She was placed on compulsory bedrest for 48 hours after prior miscarriages on two different occasions.
Who would not give attention to such instruction when a baby had to be saved?
“Does that mean she has to be excused from work?” Her husband had asked earlier with every form of anxiety on his face.
There was a great restriction to the entry and exit of visitors since adequate rest and calmness was all that she desperately needed.
Owning to strict cautions given to her over her fragility, her anxiety got heightened by fear, anger and disappointment. Her condition began to get worse despite all treatments and medications. The blood trickles became more frequent. Clotting got coupled with severe abdominal pain.
As she requested the urine pan to pass urine, a tiny mass of ‘Not so formed’ fetus dropped staring right back at her from the pan.
“My God, I am finished! Of course, I was told not to do my laundry. Or could the problem not be with the trek I made to the bus stop.” Amidst tears did she speak regrettably.
25% of women experience light or heavy bleeding during pregnancy. Expectant mothers should consider bleeding during pregnancy abnormal until proven otherwise by your doctor. Bleeding during pregnancy does not necessarily mean unhealthy pregnancy outcome. However, it is of great benefit if you speak with your doctor and possible signs of unfavourable outcome is ruled out.

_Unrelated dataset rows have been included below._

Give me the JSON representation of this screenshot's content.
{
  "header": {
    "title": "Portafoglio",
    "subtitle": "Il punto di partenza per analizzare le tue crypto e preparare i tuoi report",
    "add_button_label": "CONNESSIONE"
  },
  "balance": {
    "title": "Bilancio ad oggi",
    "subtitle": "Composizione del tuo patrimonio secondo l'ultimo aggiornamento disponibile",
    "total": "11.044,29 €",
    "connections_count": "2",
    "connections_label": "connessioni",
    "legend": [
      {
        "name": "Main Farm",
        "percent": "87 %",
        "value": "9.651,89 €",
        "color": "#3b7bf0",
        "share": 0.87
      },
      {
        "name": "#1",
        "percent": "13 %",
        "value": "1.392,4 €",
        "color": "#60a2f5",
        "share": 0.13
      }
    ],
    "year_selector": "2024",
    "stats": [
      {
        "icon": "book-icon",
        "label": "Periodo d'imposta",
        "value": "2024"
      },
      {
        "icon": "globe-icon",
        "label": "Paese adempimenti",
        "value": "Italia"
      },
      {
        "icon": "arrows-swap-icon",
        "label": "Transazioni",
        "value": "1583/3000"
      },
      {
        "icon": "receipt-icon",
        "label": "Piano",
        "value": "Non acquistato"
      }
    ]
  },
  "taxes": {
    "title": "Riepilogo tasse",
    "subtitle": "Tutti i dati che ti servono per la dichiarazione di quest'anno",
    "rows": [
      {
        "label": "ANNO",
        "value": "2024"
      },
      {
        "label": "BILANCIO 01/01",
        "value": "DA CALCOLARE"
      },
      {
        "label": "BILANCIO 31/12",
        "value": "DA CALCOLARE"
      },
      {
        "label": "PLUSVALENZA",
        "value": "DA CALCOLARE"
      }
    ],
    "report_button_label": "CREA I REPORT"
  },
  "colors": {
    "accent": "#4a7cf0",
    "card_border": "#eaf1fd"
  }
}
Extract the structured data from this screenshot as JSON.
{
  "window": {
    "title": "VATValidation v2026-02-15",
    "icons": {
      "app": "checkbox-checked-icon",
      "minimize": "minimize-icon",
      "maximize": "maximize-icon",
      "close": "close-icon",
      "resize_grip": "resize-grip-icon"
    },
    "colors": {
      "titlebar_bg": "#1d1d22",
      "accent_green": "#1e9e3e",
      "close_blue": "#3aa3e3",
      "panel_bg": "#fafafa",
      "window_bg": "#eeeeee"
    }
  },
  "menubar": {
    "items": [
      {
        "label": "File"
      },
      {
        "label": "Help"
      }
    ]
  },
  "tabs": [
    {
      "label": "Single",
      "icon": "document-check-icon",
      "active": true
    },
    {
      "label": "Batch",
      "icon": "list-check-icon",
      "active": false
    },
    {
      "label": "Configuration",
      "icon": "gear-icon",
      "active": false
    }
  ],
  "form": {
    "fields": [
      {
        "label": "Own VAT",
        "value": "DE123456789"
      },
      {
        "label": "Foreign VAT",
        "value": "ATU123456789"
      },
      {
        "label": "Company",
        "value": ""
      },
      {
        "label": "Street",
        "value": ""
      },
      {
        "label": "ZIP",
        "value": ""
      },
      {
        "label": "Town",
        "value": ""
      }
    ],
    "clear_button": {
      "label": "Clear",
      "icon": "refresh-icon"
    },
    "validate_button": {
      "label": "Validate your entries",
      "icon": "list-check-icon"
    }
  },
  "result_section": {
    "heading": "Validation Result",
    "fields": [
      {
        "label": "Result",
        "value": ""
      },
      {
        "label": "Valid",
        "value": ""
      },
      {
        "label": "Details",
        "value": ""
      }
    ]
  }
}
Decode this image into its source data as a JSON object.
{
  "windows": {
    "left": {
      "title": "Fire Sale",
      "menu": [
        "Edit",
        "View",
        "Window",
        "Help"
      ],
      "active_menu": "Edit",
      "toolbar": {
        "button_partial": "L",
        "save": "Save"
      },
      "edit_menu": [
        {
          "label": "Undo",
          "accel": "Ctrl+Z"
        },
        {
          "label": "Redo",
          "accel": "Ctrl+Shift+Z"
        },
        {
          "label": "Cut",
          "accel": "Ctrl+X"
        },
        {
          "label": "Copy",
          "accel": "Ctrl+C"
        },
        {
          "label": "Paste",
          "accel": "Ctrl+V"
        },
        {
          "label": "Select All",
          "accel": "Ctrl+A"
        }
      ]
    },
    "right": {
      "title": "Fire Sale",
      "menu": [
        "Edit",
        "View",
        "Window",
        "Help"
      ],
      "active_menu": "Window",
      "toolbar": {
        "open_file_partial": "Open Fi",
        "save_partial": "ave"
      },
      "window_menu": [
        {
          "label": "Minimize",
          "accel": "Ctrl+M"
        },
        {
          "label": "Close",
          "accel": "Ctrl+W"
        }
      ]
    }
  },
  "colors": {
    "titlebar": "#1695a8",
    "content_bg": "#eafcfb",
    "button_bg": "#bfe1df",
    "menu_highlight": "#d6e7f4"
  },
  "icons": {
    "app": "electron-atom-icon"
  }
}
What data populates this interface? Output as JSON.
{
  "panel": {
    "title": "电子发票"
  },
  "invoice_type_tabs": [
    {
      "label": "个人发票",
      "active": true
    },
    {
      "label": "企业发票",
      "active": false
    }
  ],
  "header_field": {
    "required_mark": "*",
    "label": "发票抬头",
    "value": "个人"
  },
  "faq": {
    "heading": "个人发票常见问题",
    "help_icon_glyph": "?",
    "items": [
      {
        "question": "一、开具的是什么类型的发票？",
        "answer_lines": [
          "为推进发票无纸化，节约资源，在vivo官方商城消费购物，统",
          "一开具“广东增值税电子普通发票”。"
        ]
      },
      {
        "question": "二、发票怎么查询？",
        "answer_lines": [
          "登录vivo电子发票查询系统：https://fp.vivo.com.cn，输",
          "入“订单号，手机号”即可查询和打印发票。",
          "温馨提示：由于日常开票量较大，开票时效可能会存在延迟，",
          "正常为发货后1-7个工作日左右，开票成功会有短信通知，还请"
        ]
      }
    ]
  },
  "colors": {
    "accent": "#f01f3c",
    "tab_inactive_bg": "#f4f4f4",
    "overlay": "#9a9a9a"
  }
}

Miscarriage is defined as loss of pregnancy before the age of viability (28weeks in Nigeria). It is often associated with heavy bleeding and abdominal cramping. The woman describes bleeding to be heavy with or without blood clot. Ultrasound exam is done to confirm the viability of the fetus. Causes of miscarriage in first trimester are: reduced level of human chorionic gonadotropin (hCG)- this chemical helps to maintain pregnancy until placental is well developed, chromosomal abnormality, smoking, alcohol, caffeine etc.
There are four types of miscarriage.
If a miscarriage has been threatened, there was bleeding before 28 weeks of pregnancy with no cervical dilatation and no expulsion of any of the fetal parts.
If a miscarriage is inevitable, there was bleeding through the vagina with dilated cervical os and no expulsion of any of the fetal parts.
If a miscarriage has been completed, there was complete expulsion of fetal parts from your body.
If a miscarriage has happened incompletely, there was partial expulsion of the fetal parts before 20 weeks. In the case of incomplete miscarriages, the next step may be to allow the remaining products of pregnancy to pass naturally or perform a dilation and curettage.
NOTE: All forms of bleeding in pregnancy should be considered abnormal until you speak with your doctor.
Oftentimes, women are made to believe they are the cause of every miscarriages that happens to them.
Sadly, this narrative is not usually true.
Causes of some abortions are not traceable to women’s carelessness. So, it is not by what they do and undo.
As there are many factors that determine conception, fertilization, implantation, and progression with the maternal cause being just a tiny proportion, so are abortions. In other words, miscarriages do not always stem from the ACTS of females.
Enough of you beating up yourself for what you have no hand in.
Why would you keep blaming yourself for the outcome of your pregnancy, most especially when your best is being done in maintaining a healthy lifestyle.
Woman, you are not to blame.
Yes, not again!
Brenda Chinwe Orie is a Nigerian Registered Nurse and Midwife.
She holds a degree in Nursing Sciences which she obtained from the Prestigious Abia State University with flying colors in 2013.
She uses her storytelling and creativity skills on her #NurseB community on Facebook where she teaches health behaviors using relatable Bedside experiences.
She had championed health courses such as #TheNurseBhealthybaby contest (An annual online contest for babies), #NurseBHomecarekit (A mini first aid kit for homes); the latest in her stables, #TheNurseBpregnancyjournal (A memoir for documentation on pregnancy).
She lives and works in Lagos, Nigeria.